by A. Dinar, November 13, 2017 in GeoSpace-AGU
An international team of scientists, led by British Antarctic Survey (BAS), has produced a new map showing how much heat from the Earth’s interior is reaching the base of the Antarctic Ice Sheet. The map is part of a new paper accepted for publication in Geophysical Research Letters, a journal of the American Geophysical Union.
The team has produced the most up to date, accurate and high-resolution map of the so called ‘geothermal heat flux’ at the base of the Antarctic Ice Sheet. Of the basic information that shapes and controls ice flow, the most poorly known about is this heat
by Dr. Sebastian Lüning and Prof. Fritz Vahrenholt, November 15, 2017 in NoTricksZone
After a peak in 2012 the level went down by about 10 cm by mid 2017. It is very much related to natural variations, in sync with the El Ninos (low levels) and La Ninas (high levels).
So what remains of the climate change horror stories in connection to the Fiji Islands? (…)
by National Geography, 2017
The British Isles were once neither British nor isles
Things aren’t always what they seem on the surface. Looking at the area between mainland Europe and the eastern coast of Great Britain, you probably wouldn’t guess it had been anything other than a great expanse of ocean water. But roughly 12,000 years ago, as the last major ice age was reaching its end, the area was very different. Instead of the North Sea, the area was a series of gently sloping hills, marshland, heavily wooded valleys, and swampy lagoons: Doggerland.
by Prof. Axel Morner, November 14, 2017 in NoTricksZone
A new paper by renowned Swedish sea level expert Prof. Axel Mörmer published in the International Journal of Earth & Environmental Sciences dumps lots of cold water on the premise that today’s sea level rise is caused by man and is unusual.
Mörner’s paper looks back at the last 500 years of sea level rise and shows that natural variables are the major drivers, and not man-made CO2-driven global warming.
by Paul Homewood, November 13, 2017 in NotaLotofPeopleKnowThat
Of course, they had no choice but to withdraw the ludicrous claim about “ten times the global rate”!
by Paul Homewood, November 2, 2017 in NotLotPeopleKnowThat
European mean sea-level records are among the best time series data available globally by which to detect the presence of necessary accelerations forecast by physics-based projection models to elevate current rates of global sea-level rise (≈3 mm/y) to anywhere in the vicinity of 10–20 mm/y by 2100. The analysis in this paper is based on a recently developed analytical package titled “msltrend,” specifically designed to enhance estimates of trend, real-time velocity, and acceleration in the relative mean sea-level signal derived from long annual average ocean water level time series
by Phil J. Watson, October 21, 2016 in J. of Coastal Research
(…)Key findings are that at the 95% confidence level, no consistent or compelling evidence (yet) exists that recent rates of rise are higher or abnormal in the context of the historical records available across Europe, nor is there any evidence that geocentric rates of rise are above the global average.
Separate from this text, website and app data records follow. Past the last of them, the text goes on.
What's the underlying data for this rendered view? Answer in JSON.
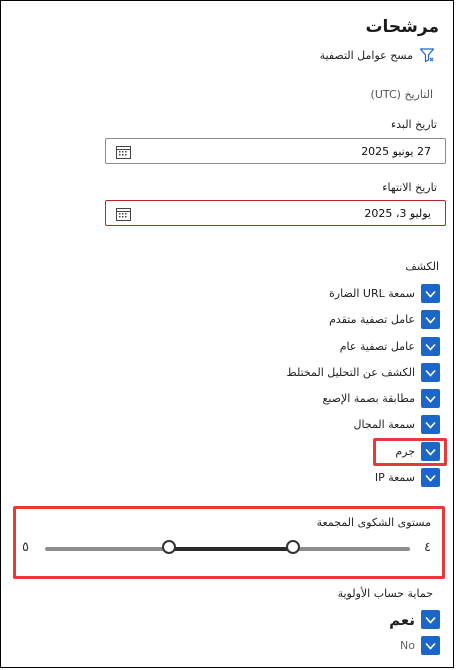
{
  "panel": {
    "title": "مرشحات",
    "clear_filters": "مسح عوامل التصفية",
    "date_label": "التاريخ (UTC)"
  },
  "start_date": {
    "label": "تاريخ البدء",
    "value": "27 يونيو 2025"
  },
  "end_date": {
    "label": "تاريخ الانتهاء",
    "value": "يوليو 3، 2025"
  },
  "detection": {
    "label": "الكشف",
    "items": [
      {
        "label": "سمعة URL الضارة",
        "checked": true
      },
      {
        "label": "عامل تصفية متقدم",
        "checked": true
      },
      {
        "label": "عامل تصفية عام",
        "checked": true
      },
      {
        "label": "الكشف عن التحليل المختلط",
        "checked": true
      },
      {
        "label": "مطابقة بصمة الإصبع",
        "checked": true
      },
      {
        "label": "سمعة المجال",
        "checked": true
      },
      {
        "label": "جرم",
        "checked": true
      },
      {
        "label": "سمعة IP",
        "checked": true
      }
    ]
  },
  "slider": {
    "title": "مستوى الشكوى المجمعة",
    "min_label": "٥",
    "max_label": "٤",
    "scale_min": 0,
    "scale_max": 10,
    "low_value": 3.4,
    "high_value": 6.8
  },
  "priority": {
    "label": "حماية حساب الأولوية",
    "yes_label": "نعم",
    "no_label": "No",
    "yes_checked": true,
    "no_checked": true
  },
  "colors": {
    "accent": "#1b67c9",
    "highlight": "#e53a3a",
    "error_border": "#b3262e"
  }
}
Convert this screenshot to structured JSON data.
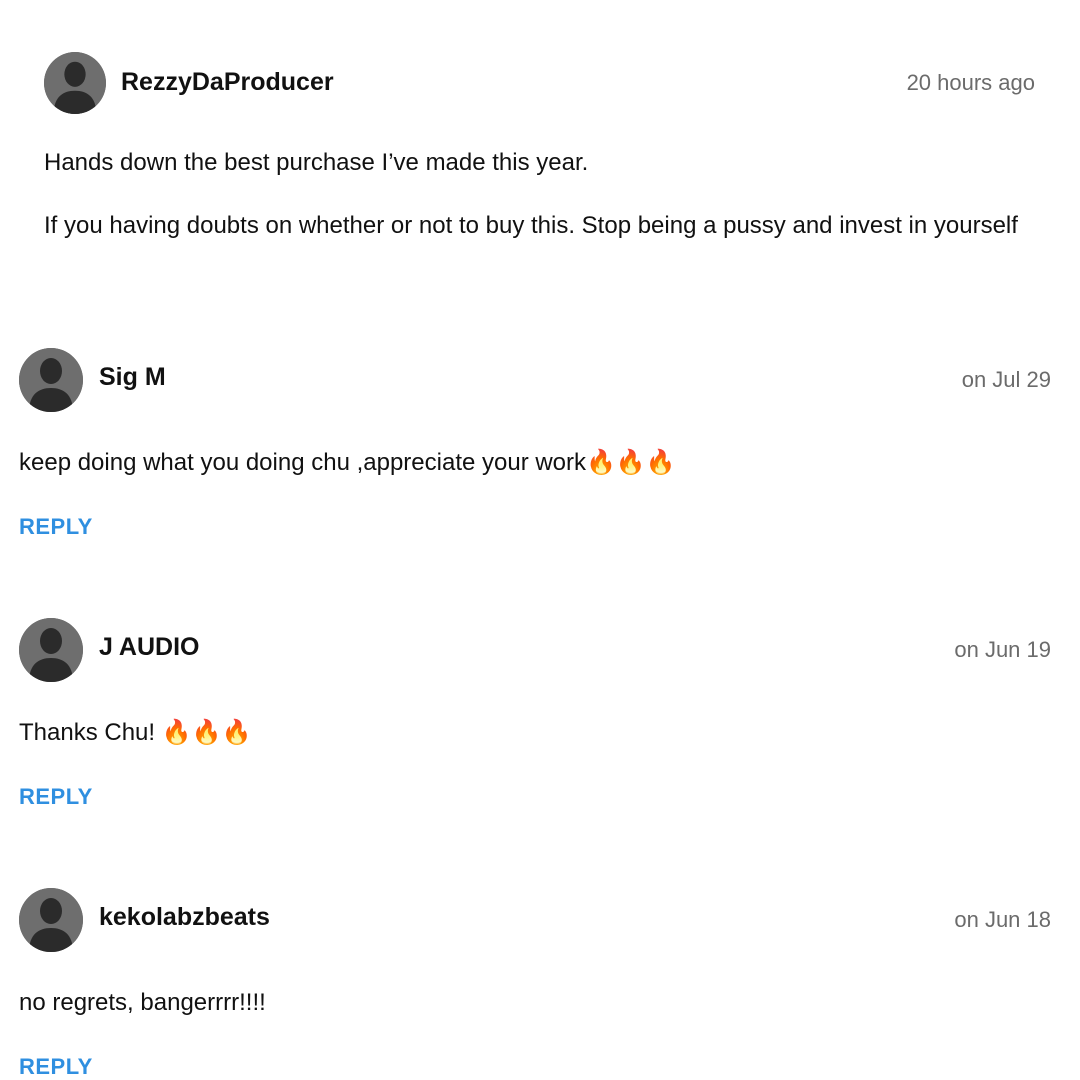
{
  "comments": [
    {
      "username": "RezzyDaProducer",
      "timestamp": "20 hours ago",
      "paragraphs": [
        "Hands down the best purchase I’ve made this year.",
        "If you having doubts on whether or not to buy this. Stop being a pussy and invest in yourself"
      ],
      "avatar_icon": "default-user-avatar"
    },
    {
      "username": "Sig M",
      "timestamp": "on Jul 29",
      "text": "keep doing what you doing chu ,appreciate your work",
      "emoji": "🔥🔥🔥",
      "reply_label": "REPLY",
      "avatar_icon": "default-user-avatar"
    },
    {
      "username": "J AUDIO",
      "timestamp": "on Jun 19",
      "text": "Thanks Chu! ",
      "emoji": "🔥🔥🔥",
      "reply_label": "REPLY",
      "avatar_icon": "default-user-avatar"
    },
    {
      "username": "kekolabzbeats",
      "timestamp": "on Jun 18",
      "text": "no regrets, bangerrrr!!!!",
      "reply_label": "REPLY",
      "avatar_icon": "default-user-avatar"
    }
  ],
  "colors": {
    "reply_link": "#2f8fe0",
    "timestamp": "#6b6b6b",
    "avatar_bg": "#6e6e6e",
    "avatar_silhouette": "#2b2b2b"
  }
}
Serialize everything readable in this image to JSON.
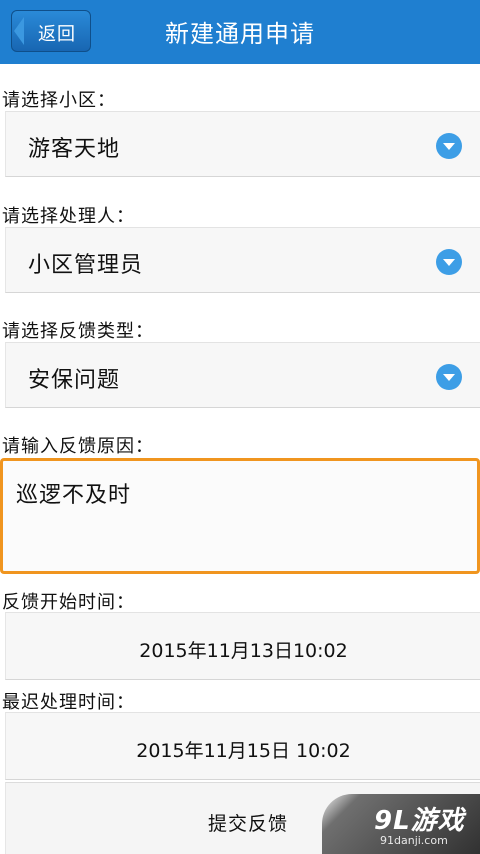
{
  "header": {
    "back_label": "返回",
    "title": "新建通用申请"
  },
  "form": {
    "community": {
      "label": "请选择小区：",
      "value": "游客天地"
    },
    "handler": {
      "label": "请选择处理人：",
      "value": "小区管理员"
    },
    "feedback_type": {
      "label": "请选择反馈类型：",
      "value": "安保问题"
    },
    "reason": {
      "label": "请输入反馈原因：",
      "value": "巡逻不及时"
    },
    "start_time": {
      "label": "反馈开始时间：",
      "value": "2015年11月13日10:02"
    },
    "deadline": {
      "label": "最迟处理时间：",
      "value": "2015年11月15日 10:02"
    },
    "submit_label": "提交反馈"
  },
  "watermark": {
    "logo_text": "9L游戏",
    "url": "91danji.com"
  },
  "colors": {
    "header_bg": "#1f7fd0",
    "dropdown_icon": "#3d9ee6",
    "focus_border": "#f0951f"
  },
  "icons": {
    "back": "arrow-left-icon",
    "dropdown": "chevron-down-icon"
  }
}
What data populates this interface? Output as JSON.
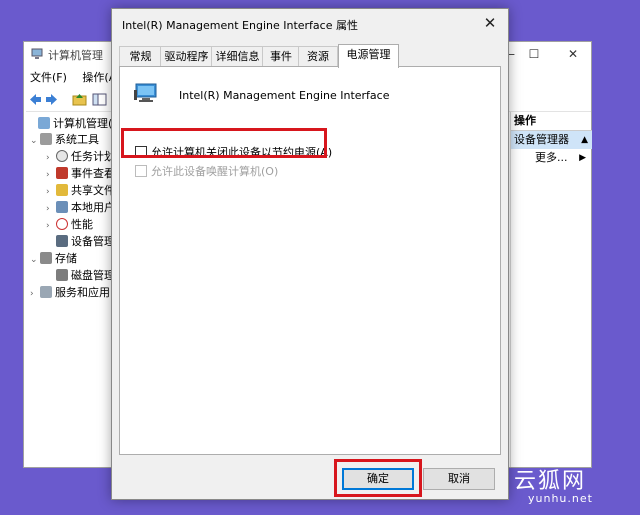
{
  "bg_window": {
    "title": "计算机管理",
    "minimize": "—",
    "maximize": "☐",
    "close": "✕",
    "menu": [
      "文件(F)",
      "操作(A)"
    ],
    "tree": [
      {
        "label": "计算机管理(本地",
        "arrow": "",
        "icon": "computer-management-icon"
      },
      {
        "label": "系统工具",
        "arrow": "⌄",
        "icon": "tools-icon"
      },
      {
        "label": "任务计划",
        "arrow": "›",
        "icon": "task-scheduler-icon"
      },
      {
        "label": "事件查看",
        "arrow": "›",
        "icon": "event-viewer-icon"
      },
      {
        "label": "共享文件",
        "arrow": "›",
        "icon": "shared-folders-icon"
      },
      {
        "label": "本地用户",
        "arrow": "›",
        "icon": "local-users-icon"
      },
      {
        "label": "性能",
        "arrow": "›",
        "icon": "performance-icon"
      },
      {
        "label": "设备管理",
        "arrow": "",
        "icon": "device-manager-icon"
      },
      {
        "label": "存储",
        "arrow": "⌄",
        "icon": "storage-icon"
      },
      {
        "label": "磁盘管理",
        "arrow": "",
        "icon": "disk-management-icon"
      },
      {
        "label": "服务和应用",
        "arrow": "›",
        "icon": "services-icon"
      }
    ],
    "actions": {
      "header": "操作",
      "selected": "设备管理器",
      "selected_arrow": "▲",
      "more": "更多...",
      "more_arrow": "▶"
    }
  },
  "dialog": {
    "title": "Intel(R) Management Engine Interface  属性",
    "close": "✕",
    "tabs": [
      "常规",
      "驱动程序",
      "详细信息",
      "事件",
      "资源",
      "电源管理"
    ],
    "active_tab": "电源管理",
    "device_name": "Intel(R) Management Engine Interface",
    "options": [
      {
        "label": "允许计算机关闭此设备以节约电源(A)",
        "checked": false,
        "enabled": true,
        "highlighted": true
      },
      {
        "label": "允许此设备唤醒计算机(O)",
        "checked": false,
        "enabled": false,
        "highlighted": false
      }
    ],
    "ok_label": "确定",
    "cancel_label": "取消",
    "highlight_color": "#d7161d",
    "accent_color": "#0078d7"
  },
  "watermark": {
    "text": "云狐网",
    "url": "yunhu.net"
  }
}
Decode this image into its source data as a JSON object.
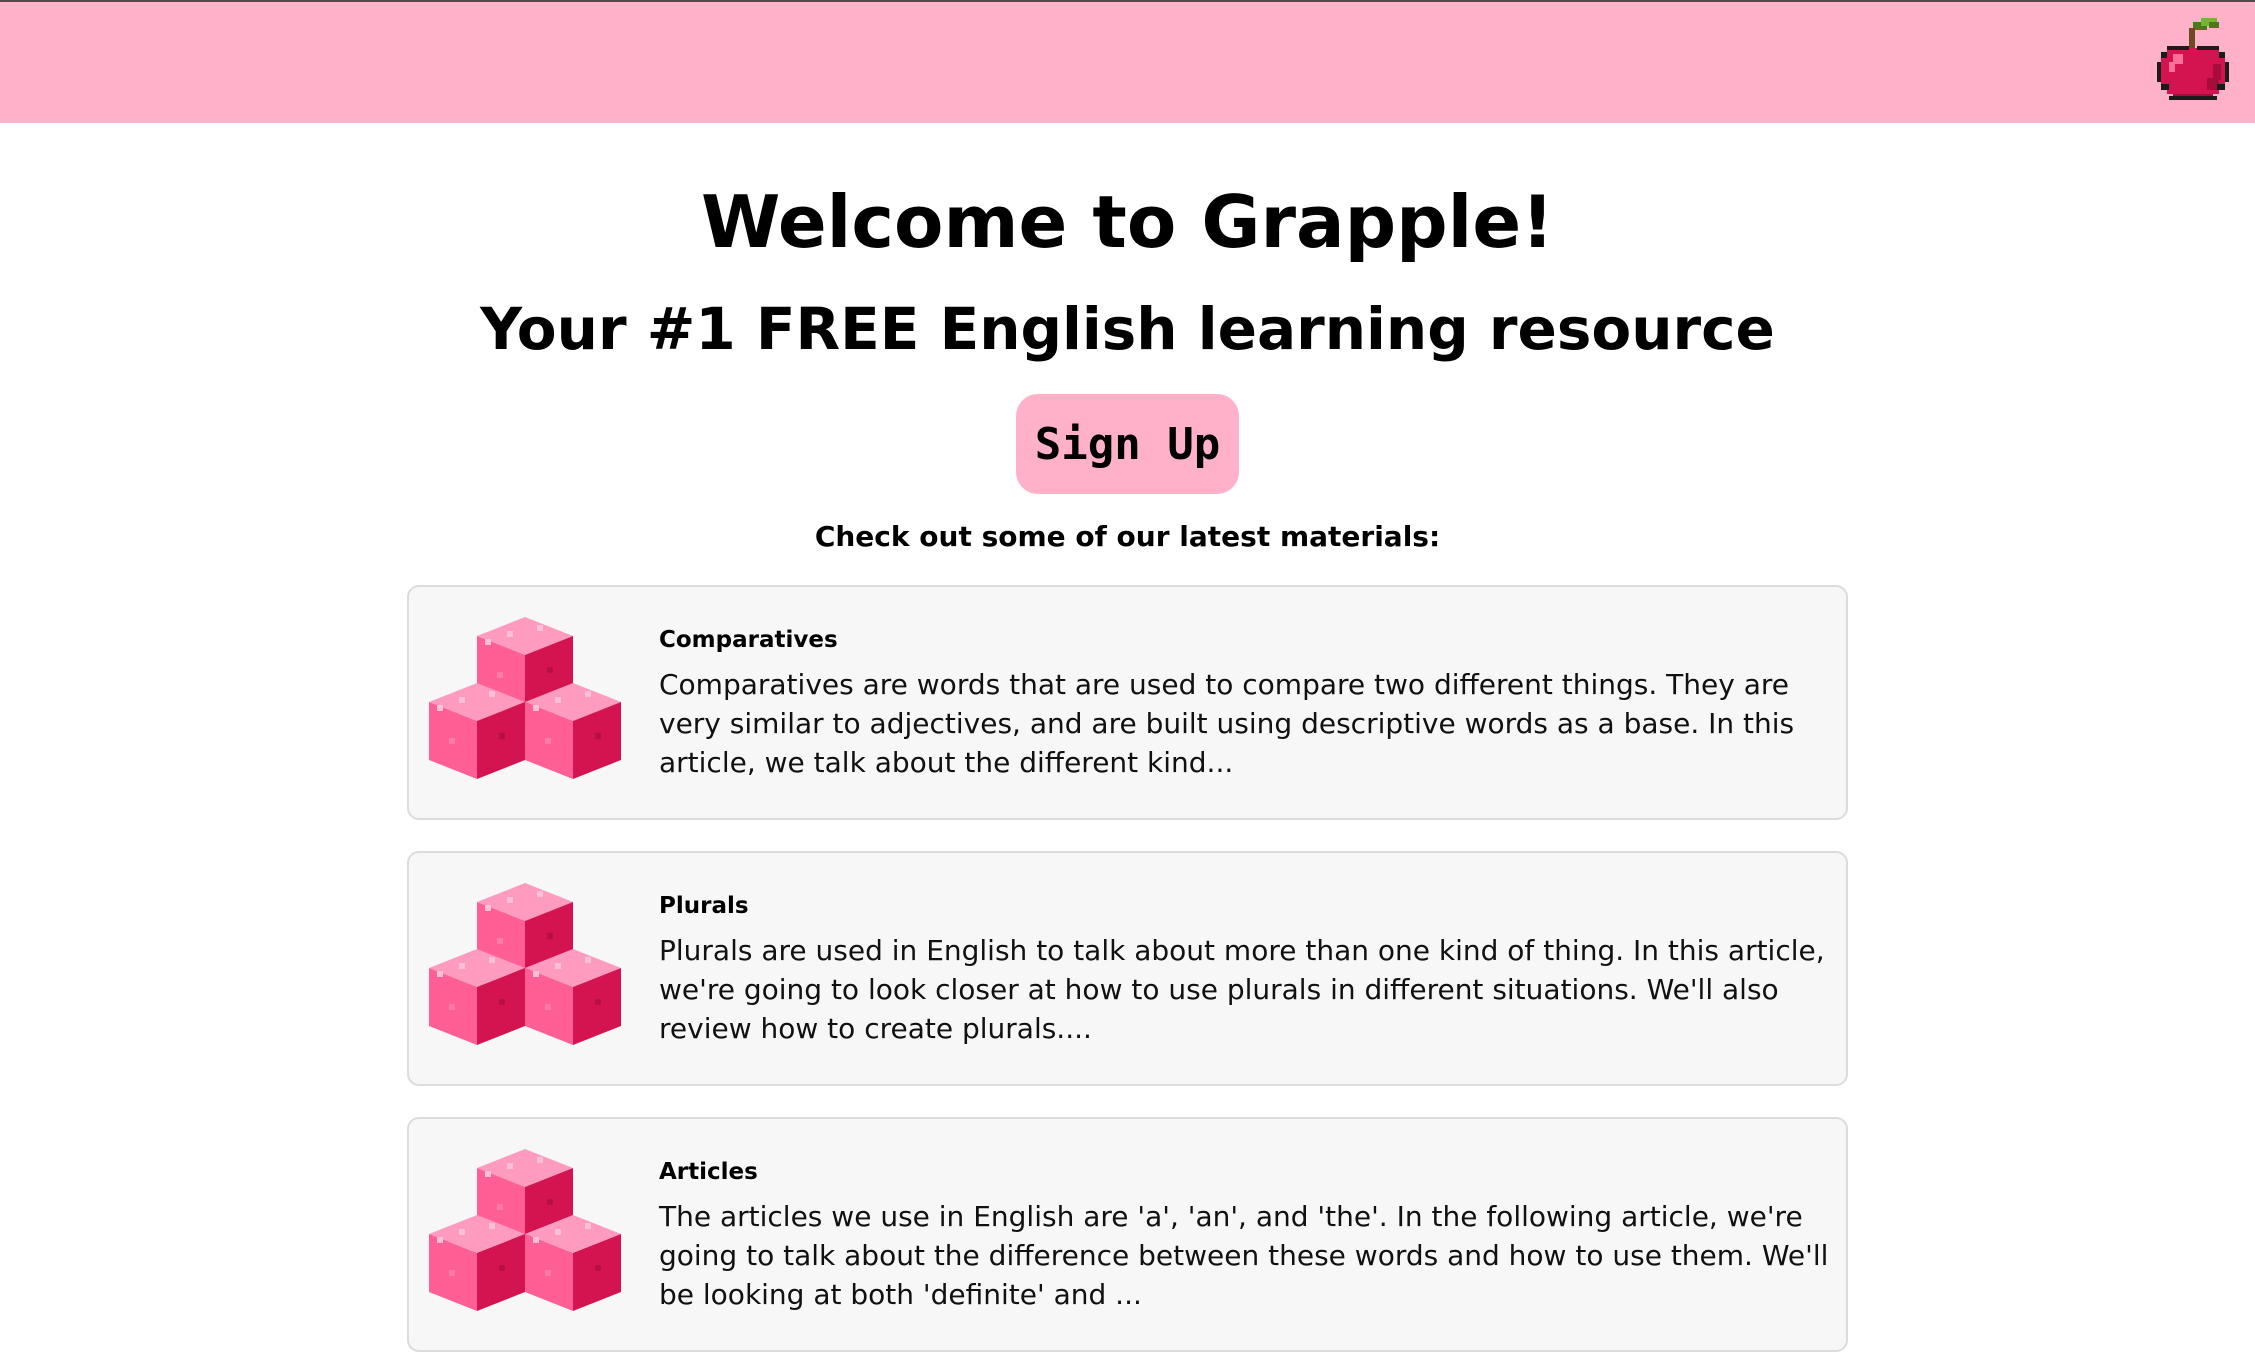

It is likely a further 20 years of data will distinguish whether recent increases are evidence of the onset of climate change–induced acceleration.
by Kenneth Richard, October 30, 2017 in NoTricksZone
Scientists: ‘Loud Divergence Between Sea Level Reality And Climate Change Theory’
Global Sea Level ‘Acceleration’ Just 0.002 mm/year
by P. Blanchon et al., October 12, 2017 in Front.Earth.Sci
Predicting the impact of sea-level (SL) rise on coral reefs requires reliable models of reef accretion. Most assume that accretion results from vertical growth of coralgal framework, but recent studies show that reefs exposed to hurricanes consist of layers of coral gravel rather than in-place corals. New models are therefore needed to account for hurricane impact on reef accretion over geological timescales
by Anthony Watts, October 16, 2017
This is interesting. It appears that a “pause” has developed in global sea levels. For two years, since July 2015, there has been no sustained increase in global sea level, in fact, it appears to have actually fallen a bit. This graph, provided by NASA’s Global Climate Change website, tells the story: